The evidence was sufficient to support the verdict and judgment in the present case (No. 239350).

[6] With respect to revoking probation in the prior case (No. 201734), it appears that defendant was convicted on June 25, 1958, on two counts of violating section 11500 of the Health and Safety Code; and that proceedings therein were suspended and probation for four years was granted, upon the conditions, among others, that defendant serve one year in the county jail and that he not possess narcotics during the probationary period. By reason of the evidence in the present [203 Cal. App. 2d 353] case (No. 239350) there were sufficient grounds for revoking probation in the prior case.

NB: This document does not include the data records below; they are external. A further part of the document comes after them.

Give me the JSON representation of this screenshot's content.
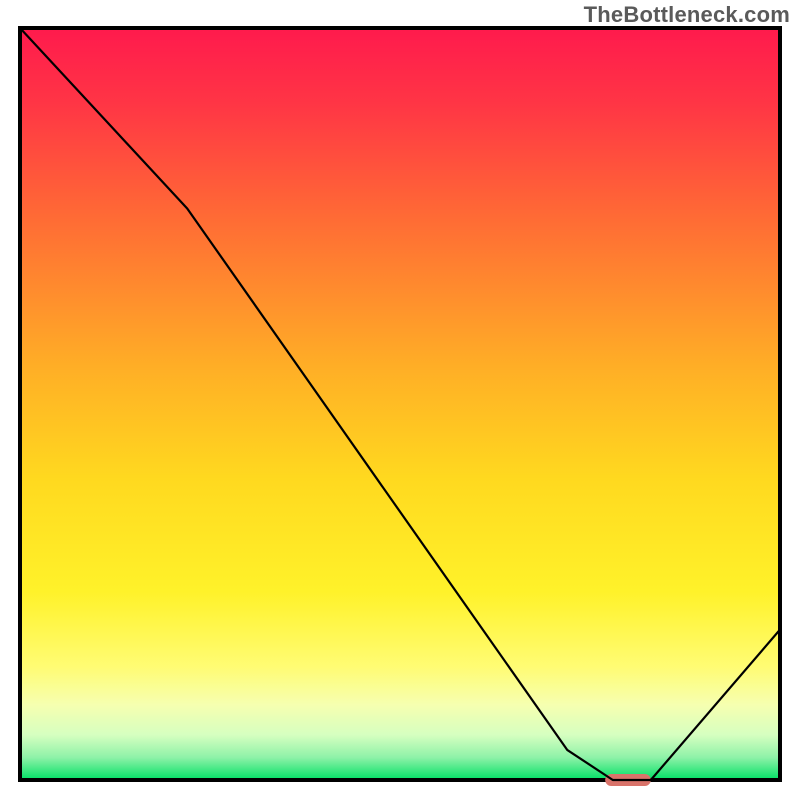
{
  "watermark": "TheBottleneck.com",
  "chart_data": {
    "type": "line",
    "title": "",
    "xlabel": "",
    "ylabel": "",
    "xlim": [
      0,
      100
    ],
    "ylim": [
      0,
      100
    ],
    "series": [
      {
        "name": "curve",
        "x": [
          0,
          22,
          72,
          78,
          83,
          100
        ],
        "values": [
          100,
          76,
          4,
          0,
          0,
          20
        ]
      }
    ],
    "marker": {
      "name": "optimal-range",
      "x_start": 77,
      "x_end": 83,
      "y": 0,
      "color": "#d9736a"
    },
    "background_gradient": {
      "stops": [
        {
          "offset": 0.0,
          "color": "#ff1a4d"
        },
        {
          "offset": 0.1,
          "color": "#ff3545"
        },
        {
          "offset": 0.25,
          "color": "#ff6a35"
        },
        {
          "offset": 0.45,
          "color": "#ffae26"
        },
        {
          "offset": 0.6,
          "color": "#ffd91f"
        },
        {
          "offset": 0.75,
          "color": "#fff22a"
        },
        {
          "offset": 0.85,
          "color": "#fffc74"
        },
        {
          "offset": 0.9,
          "color": "#f6ffb0"
        },
        {
          "offset": 0.94,
          "color": "#d6ffc0"
        },
        {
          "offset": 0.97,
          "color": "#8ef2a8"
        },
        {
          "offset": 1.0,
          "color": "#00e064"
        }
      ]
    },
    "border_color": "#000000",
    "curve_color": "#000000",
    "curve_width": 2.2
  }
}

Appellant contends further that the sentences in the two cases were invalid. His argument is: (1) Upon revocation of probation in the prior case (No. 201734), the court should not have sentenced him to prison for the term prescribed by law. (2) In the present case (No. 239350) he should not have been sentenced as a person who had been convicted previously of a narcotic offense, because there was no "final judgment" in the prior case until the day judgment was rendered in the present case (in which the prior conviction was alleged). (3) In the present case he should not have been charged under section 11531 of the Health and Safety Code because that section had not become effective when the charge was made. (4) The sentences in the two cases should not have been directed as consecutive sentences because consecutive life sentences cannot be imposed.

When probation was revoked in the prior case, it was the duty of the court to pronounce judgment. [7] The court was not required, as contended by defendant, to allow a credit on the sentence for the year which defendant served in the county jail under the terms of probation. (See In re Larsen, 44 Cal. 2d 642, 646 [283 P.2d 1043]. The court did not err in sentencing defendant to the term prescribed by law in the prior case.

In the prior case, proceedings had been suspended and probation was granted. Defendant was a person who had been previously convicted. (See People v. Banks, 53 Cal. 2d 370, 386, 391 [348 P.2d 102].)

Section 11531 of the Health and Safety Code became effective on June 23, 1959. The offenses alleged in the present case occurred in December 1960, and judgment herein was rendered on June 7, 1961. Defendant is in error in asserting that said section was not in effect when the charge herein was made.

[8] The court did not err in sentencing defendant to consecutive terms. The term prescribed by law, under the conviction in the prior case, is "from five years to life." The term prescribed by law for a violation of said section 11531, is "from ten years to life." Under section 669 of the Penal Code the court may direct that sentences shall run consecutively, "provided, however, if the punishment for any of said crimes is expressly prescribed to be life imprisonment, whether with or without possibility of parole, then the terms of imprisonment [203 Cal. App. 2d 354] on the other convictions, whether prior or subsequent, shall be merged and run concurrently with such life term." (Italics added.) The punishment for the offenses, charged in the two cases here involved, is not expressly prescribed to be life imprisonment. (See People v. Rivas, 85 Cal. App. 2d 540, 542 [193 P.2d 151].)

The judgments are affirmed.

Fourt, J., and Lillie, J., concurred.

FN 1. Section 976 of the Penal Code provides: "When the accusatory pleading is filed, the defendant must be arraigned thereon before the court in which it is filed, unless the action is transferred to some other court for trial."